Input data »
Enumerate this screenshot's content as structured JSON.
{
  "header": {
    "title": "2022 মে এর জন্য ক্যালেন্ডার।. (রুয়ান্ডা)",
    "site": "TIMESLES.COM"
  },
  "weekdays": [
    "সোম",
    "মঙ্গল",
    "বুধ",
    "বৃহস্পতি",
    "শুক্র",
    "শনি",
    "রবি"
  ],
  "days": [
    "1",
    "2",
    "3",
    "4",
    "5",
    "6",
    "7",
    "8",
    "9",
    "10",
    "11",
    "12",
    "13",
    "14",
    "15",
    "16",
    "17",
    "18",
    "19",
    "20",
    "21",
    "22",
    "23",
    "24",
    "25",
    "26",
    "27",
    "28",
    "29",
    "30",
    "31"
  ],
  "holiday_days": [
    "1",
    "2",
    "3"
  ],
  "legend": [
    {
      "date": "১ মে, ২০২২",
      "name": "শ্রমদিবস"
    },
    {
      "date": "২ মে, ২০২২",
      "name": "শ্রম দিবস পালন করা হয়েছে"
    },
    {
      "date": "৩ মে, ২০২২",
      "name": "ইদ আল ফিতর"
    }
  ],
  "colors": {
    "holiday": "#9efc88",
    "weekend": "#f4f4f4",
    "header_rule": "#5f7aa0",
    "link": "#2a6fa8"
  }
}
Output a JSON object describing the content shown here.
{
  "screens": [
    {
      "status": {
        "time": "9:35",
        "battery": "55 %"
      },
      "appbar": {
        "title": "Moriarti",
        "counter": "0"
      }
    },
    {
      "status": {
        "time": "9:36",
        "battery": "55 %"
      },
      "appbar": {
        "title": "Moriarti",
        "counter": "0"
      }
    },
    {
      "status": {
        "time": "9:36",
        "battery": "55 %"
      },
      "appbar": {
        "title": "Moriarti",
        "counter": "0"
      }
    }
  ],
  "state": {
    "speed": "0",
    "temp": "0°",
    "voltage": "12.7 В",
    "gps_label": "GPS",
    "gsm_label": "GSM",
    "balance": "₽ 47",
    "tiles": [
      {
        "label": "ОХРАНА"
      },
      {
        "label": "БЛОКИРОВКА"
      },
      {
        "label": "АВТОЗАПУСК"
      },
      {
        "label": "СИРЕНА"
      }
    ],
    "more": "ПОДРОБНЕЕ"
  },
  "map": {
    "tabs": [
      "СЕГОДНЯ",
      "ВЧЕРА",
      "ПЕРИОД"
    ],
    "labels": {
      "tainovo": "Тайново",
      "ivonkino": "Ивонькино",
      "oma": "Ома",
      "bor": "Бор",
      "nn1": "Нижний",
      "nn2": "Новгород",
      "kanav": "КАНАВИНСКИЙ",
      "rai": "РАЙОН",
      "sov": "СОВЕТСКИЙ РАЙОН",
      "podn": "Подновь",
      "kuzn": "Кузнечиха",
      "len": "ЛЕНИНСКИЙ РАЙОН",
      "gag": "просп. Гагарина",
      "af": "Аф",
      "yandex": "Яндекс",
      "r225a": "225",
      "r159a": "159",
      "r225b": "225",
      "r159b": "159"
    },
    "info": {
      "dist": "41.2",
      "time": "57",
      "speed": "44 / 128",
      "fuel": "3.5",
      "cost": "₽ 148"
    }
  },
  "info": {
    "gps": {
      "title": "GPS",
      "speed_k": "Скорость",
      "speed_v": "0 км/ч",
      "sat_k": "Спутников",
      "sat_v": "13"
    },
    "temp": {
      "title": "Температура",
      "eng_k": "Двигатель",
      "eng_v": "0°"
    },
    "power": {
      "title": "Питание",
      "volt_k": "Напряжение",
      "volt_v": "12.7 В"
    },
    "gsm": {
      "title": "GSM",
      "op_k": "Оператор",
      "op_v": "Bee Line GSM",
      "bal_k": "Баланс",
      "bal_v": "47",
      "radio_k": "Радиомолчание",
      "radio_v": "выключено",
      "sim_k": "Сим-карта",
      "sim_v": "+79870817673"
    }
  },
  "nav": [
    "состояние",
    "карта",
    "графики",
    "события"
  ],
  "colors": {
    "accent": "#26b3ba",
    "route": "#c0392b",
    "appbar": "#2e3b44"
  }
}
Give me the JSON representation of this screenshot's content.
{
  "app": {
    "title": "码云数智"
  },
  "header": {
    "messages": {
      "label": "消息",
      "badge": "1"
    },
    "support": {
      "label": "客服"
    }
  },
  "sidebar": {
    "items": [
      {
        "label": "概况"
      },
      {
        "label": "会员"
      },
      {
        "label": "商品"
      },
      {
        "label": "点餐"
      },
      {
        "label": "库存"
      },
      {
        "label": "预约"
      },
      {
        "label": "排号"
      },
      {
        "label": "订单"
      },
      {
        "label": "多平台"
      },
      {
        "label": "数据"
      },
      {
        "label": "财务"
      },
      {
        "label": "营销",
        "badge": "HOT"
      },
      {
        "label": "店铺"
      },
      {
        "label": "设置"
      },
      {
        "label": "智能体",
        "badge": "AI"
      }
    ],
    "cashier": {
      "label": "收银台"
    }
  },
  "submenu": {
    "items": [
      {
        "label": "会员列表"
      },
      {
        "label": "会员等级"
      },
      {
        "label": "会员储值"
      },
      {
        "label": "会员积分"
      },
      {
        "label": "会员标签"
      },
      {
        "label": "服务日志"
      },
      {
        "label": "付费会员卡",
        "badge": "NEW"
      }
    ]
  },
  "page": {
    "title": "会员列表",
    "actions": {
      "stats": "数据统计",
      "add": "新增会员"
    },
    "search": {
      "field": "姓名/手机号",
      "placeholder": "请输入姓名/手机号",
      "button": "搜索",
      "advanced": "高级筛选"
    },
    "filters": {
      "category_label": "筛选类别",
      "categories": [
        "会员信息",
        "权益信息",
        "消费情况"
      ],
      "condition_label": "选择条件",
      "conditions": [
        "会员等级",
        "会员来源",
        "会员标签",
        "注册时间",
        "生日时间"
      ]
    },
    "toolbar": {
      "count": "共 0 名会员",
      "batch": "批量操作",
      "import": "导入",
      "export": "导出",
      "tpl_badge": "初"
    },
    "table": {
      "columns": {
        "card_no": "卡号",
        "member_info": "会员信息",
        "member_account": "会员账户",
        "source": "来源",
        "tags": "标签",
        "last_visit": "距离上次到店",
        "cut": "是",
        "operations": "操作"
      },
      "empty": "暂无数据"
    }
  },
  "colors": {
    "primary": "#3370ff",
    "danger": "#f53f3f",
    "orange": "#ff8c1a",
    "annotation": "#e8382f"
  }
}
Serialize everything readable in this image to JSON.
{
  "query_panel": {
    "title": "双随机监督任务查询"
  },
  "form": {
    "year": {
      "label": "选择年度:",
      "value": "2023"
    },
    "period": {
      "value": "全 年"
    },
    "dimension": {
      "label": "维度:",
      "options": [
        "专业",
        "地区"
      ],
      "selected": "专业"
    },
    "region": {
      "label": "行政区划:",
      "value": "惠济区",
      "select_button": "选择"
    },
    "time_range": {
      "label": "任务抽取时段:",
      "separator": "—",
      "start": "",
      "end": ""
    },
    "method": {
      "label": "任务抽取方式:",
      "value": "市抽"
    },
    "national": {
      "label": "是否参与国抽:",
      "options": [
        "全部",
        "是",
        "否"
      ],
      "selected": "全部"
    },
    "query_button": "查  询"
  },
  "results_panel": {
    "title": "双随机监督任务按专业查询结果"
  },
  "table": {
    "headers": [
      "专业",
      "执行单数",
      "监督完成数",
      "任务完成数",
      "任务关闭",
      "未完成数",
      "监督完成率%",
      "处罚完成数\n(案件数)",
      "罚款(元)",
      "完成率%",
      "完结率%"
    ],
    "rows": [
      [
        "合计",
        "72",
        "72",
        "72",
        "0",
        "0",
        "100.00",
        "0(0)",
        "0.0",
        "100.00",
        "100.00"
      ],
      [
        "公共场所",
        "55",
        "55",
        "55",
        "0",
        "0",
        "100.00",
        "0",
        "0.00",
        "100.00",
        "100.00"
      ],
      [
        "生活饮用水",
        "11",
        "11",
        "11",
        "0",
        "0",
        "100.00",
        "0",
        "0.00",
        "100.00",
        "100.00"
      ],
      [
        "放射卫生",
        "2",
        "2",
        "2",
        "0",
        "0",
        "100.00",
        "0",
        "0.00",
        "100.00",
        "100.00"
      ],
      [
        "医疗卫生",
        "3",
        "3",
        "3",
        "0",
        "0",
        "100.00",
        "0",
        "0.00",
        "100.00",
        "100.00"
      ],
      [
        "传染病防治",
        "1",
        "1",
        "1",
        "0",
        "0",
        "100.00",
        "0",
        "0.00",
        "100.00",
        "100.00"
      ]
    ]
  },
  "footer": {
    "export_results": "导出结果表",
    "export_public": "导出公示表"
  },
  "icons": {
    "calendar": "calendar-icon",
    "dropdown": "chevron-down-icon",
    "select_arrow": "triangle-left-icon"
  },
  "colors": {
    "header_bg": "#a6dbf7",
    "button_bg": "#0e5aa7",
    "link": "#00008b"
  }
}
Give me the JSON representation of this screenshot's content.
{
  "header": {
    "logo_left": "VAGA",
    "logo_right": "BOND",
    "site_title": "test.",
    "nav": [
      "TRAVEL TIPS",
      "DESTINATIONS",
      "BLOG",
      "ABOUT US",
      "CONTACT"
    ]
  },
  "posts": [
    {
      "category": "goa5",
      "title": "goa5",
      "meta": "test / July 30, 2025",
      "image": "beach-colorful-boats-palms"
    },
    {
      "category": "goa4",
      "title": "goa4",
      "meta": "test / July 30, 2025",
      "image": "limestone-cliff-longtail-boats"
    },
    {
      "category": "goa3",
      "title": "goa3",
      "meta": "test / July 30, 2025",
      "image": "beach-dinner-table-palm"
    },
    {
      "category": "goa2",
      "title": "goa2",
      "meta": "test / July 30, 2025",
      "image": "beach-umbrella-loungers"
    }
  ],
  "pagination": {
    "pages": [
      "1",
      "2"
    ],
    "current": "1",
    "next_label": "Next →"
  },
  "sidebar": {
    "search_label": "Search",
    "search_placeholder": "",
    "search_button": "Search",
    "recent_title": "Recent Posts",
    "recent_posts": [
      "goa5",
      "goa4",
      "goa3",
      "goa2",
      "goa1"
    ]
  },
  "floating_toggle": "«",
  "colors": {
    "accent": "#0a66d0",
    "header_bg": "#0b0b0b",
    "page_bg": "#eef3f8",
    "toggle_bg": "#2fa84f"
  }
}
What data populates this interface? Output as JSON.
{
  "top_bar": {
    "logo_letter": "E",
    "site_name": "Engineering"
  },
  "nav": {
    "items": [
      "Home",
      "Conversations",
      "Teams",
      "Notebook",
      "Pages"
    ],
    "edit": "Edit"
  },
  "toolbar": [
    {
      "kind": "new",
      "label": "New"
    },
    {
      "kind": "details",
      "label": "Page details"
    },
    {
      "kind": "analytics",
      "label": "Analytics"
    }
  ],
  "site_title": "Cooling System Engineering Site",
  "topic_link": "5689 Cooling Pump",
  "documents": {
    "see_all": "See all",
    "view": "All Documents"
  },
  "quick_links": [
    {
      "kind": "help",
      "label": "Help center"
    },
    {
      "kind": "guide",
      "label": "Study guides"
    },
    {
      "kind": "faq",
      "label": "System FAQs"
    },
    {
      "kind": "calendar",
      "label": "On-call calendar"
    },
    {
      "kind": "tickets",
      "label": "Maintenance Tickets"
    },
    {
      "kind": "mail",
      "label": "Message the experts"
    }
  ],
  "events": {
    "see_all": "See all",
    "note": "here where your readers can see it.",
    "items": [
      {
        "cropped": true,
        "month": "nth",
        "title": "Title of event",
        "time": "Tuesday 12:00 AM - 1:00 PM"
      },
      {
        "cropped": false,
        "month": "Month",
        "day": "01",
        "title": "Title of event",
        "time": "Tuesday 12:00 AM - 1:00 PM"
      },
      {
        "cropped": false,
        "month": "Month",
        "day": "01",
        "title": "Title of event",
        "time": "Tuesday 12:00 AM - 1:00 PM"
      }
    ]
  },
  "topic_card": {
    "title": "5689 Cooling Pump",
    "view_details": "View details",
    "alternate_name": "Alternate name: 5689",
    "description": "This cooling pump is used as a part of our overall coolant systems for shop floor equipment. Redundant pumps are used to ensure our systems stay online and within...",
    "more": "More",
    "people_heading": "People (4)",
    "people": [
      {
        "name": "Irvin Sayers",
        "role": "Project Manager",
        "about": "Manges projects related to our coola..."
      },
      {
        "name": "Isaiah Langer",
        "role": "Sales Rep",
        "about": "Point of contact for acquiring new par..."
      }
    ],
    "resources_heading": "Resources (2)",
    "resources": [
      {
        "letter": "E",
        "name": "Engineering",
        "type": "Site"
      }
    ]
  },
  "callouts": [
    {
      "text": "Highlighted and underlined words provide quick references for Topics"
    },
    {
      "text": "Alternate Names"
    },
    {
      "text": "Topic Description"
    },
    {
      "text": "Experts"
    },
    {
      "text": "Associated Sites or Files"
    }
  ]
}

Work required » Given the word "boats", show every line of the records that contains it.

Written solution »
      "image": "beach-colorful-boats-palms"
      "image": "limestone-cliff-longtail-boats"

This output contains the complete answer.